## [PROBLEM DETAILS]
Your answer should be one number: the count of lines in the records that include the word "glyph".

## [GIVEN INFORMATION]

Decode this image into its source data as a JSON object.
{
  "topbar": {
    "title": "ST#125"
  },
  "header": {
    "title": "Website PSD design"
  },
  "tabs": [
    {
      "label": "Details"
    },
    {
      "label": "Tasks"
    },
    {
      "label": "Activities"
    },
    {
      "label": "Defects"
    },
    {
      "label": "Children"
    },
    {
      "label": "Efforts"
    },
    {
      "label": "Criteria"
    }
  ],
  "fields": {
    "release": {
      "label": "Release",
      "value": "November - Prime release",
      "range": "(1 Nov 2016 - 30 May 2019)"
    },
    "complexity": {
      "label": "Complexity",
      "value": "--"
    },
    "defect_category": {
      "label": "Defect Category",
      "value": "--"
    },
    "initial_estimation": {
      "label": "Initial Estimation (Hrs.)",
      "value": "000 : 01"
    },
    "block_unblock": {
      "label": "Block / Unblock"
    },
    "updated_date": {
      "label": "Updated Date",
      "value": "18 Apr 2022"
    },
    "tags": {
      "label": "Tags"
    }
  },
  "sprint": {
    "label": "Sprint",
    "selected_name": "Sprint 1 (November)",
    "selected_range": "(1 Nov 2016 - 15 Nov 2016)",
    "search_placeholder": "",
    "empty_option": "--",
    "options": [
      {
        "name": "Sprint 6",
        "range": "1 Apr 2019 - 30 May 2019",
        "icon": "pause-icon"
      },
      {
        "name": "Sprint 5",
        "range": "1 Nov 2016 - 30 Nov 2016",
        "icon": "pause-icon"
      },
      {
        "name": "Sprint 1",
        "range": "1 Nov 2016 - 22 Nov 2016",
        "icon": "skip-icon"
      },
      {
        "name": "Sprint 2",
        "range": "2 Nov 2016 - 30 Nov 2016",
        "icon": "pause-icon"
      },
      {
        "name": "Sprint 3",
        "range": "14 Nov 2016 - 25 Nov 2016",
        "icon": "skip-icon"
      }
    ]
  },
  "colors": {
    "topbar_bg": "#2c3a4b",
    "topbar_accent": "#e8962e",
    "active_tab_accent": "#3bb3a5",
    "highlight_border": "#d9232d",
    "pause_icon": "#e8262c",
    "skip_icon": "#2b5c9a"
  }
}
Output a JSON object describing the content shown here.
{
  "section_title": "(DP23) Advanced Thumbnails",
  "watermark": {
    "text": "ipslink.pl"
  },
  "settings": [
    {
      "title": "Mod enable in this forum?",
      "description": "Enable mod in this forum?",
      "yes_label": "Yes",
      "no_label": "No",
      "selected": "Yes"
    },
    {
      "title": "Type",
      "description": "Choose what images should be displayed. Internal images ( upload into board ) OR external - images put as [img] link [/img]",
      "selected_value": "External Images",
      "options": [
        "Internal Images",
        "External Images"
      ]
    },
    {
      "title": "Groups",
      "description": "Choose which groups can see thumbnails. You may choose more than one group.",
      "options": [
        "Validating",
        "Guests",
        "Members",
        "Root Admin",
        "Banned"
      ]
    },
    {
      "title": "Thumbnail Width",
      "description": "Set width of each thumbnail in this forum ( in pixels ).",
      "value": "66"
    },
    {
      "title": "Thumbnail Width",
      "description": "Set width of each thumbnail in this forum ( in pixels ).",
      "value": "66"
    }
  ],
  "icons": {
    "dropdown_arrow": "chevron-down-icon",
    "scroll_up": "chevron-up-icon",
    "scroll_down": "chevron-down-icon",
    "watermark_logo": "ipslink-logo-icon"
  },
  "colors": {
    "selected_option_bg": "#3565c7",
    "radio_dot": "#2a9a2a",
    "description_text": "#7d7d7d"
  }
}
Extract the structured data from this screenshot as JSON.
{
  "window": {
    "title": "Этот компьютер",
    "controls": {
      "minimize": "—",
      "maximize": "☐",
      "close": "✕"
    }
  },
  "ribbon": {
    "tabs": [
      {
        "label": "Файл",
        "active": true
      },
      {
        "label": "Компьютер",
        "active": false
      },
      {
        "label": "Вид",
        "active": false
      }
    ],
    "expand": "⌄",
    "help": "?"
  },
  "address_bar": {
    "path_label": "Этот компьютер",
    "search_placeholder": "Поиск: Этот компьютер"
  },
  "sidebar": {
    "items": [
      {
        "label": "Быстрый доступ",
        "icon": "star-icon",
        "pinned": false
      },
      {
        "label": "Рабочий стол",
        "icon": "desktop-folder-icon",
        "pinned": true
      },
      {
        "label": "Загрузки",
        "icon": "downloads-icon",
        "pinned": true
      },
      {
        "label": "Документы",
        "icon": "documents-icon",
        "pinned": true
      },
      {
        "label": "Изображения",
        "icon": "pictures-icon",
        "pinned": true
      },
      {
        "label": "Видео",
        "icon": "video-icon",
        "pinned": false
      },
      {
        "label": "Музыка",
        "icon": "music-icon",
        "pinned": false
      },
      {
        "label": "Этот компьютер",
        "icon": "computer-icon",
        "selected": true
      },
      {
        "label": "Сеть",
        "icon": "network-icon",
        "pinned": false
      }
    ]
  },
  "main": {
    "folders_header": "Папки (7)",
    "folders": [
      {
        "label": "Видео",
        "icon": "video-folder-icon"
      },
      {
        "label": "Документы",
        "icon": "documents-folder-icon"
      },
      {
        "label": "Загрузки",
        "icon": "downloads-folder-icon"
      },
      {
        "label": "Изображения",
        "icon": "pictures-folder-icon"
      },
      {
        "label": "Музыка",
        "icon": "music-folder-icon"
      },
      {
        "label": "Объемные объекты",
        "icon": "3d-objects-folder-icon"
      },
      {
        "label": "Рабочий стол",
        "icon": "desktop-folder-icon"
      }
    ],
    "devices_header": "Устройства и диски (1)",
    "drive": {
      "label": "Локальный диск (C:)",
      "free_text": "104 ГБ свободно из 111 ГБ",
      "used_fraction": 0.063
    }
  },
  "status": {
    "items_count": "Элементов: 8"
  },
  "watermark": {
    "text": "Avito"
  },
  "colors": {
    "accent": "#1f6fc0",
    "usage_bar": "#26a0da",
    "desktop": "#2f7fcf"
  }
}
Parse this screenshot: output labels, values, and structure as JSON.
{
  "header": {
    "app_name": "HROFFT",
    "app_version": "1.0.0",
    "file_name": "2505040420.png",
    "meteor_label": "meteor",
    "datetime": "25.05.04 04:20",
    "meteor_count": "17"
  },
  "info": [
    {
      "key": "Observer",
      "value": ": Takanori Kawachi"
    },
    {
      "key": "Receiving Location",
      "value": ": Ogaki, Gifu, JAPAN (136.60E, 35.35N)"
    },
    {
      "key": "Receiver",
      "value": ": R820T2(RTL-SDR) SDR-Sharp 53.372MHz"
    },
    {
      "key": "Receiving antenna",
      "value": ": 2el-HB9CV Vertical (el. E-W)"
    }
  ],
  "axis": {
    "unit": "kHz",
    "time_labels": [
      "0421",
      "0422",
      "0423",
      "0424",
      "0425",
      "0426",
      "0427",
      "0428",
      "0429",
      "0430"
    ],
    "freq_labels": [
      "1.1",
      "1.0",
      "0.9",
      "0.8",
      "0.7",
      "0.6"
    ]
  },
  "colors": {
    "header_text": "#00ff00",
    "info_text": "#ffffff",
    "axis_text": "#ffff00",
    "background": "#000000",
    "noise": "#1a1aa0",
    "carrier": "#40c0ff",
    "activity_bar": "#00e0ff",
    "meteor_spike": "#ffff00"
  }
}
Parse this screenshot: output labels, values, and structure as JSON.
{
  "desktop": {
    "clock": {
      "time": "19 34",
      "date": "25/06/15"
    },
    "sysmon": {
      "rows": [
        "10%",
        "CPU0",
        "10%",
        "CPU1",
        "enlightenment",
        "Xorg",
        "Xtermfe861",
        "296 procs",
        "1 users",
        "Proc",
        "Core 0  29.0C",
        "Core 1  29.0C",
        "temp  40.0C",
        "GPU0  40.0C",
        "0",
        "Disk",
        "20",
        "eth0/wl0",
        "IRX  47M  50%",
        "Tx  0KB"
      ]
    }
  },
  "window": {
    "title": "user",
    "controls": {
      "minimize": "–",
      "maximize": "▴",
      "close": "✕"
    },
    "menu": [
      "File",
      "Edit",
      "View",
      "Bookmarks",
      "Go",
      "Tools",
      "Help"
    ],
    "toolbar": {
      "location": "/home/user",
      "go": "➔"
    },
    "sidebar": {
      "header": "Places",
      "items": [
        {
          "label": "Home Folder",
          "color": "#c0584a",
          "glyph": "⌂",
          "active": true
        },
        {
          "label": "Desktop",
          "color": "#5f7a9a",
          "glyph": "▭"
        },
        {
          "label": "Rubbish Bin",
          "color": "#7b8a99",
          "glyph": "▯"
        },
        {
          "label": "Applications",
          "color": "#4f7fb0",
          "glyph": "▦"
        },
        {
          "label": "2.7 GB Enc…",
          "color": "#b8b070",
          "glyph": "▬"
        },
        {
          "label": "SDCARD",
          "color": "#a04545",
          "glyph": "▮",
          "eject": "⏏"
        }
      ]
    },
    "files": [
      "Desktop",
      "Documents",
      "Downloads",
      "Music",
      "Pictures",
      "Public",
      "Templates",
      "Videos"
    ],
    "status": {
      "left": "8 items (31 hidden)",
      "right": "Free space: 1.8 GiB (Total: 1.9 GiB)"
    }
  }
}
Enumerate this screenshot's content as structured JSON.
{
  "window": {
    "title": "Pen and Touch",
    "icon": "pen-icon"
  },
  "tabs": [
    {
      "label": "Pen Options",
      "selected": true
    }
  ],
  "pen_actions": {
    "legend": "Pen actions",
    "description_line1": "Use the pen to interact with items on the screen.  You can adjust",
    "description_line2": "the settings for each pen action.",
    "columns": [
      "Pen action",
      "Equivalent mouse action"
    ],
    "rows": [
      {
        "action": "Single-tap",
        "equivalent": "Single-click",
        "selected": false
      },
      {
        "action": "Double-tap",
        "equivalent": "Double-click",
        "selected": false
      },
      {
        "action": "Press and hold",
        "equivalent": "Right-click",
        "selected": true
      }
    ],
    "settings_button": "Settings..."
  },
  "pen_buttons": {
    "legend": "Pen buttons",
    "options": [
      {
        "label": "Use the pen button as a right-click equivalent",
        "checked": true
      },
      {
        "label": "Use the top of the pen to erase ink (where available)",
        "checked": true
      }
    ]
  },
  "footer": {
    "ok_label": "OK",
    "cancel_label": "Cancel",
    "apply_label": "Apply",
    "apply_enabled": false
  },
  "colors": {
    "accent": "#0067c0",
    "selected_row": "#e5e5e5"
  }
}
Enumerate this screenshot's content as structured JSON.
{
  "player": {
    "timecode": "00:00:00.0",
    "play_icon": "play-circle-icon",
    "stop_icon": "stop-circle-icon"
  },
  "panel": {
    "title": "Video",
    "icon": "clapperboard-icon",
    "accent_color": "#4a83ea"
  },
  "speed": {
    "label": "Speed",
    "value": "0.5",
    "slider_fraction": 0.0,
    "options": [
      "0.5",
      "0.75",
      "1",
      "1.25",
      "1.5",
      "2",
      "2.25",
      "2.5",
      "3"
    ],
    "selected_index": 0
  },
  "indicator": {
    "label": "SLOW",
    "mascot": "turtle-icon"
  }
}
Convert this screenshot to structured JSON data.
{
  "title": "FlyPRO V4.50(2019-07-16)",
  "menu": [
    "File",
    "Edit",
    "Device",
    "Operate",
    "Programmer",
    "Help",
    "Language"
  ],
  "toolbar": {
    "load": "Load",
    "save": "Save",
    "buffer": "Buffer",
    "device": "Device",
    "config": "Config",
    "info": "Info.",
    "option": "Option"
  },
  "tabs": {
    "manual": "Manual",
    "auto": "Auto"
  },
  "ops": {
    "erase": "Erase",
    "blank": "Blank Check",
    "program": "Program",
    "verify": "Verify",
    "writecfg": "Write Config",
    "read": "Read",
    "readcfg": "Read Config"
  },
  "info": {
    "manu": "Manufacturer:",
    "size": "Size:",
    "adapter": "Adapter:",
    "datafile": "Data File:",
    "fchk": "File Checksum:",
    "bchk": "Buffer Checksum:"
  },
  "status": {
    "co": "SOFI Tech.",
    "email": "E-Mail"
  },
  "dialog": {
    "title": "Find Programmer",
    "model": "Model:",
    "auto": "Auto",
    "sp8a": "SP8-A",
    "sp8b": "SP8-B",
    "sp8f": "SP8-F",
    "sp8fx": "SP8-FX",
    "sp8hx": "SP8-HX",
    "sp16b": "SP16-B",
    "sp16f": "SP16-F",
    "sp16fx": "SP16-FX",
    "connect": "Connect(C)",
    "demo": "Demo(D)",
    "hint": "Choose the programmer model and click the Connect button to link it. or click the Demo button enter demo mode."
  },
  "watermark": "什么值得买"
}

## [EXERCISE ANSWER]
6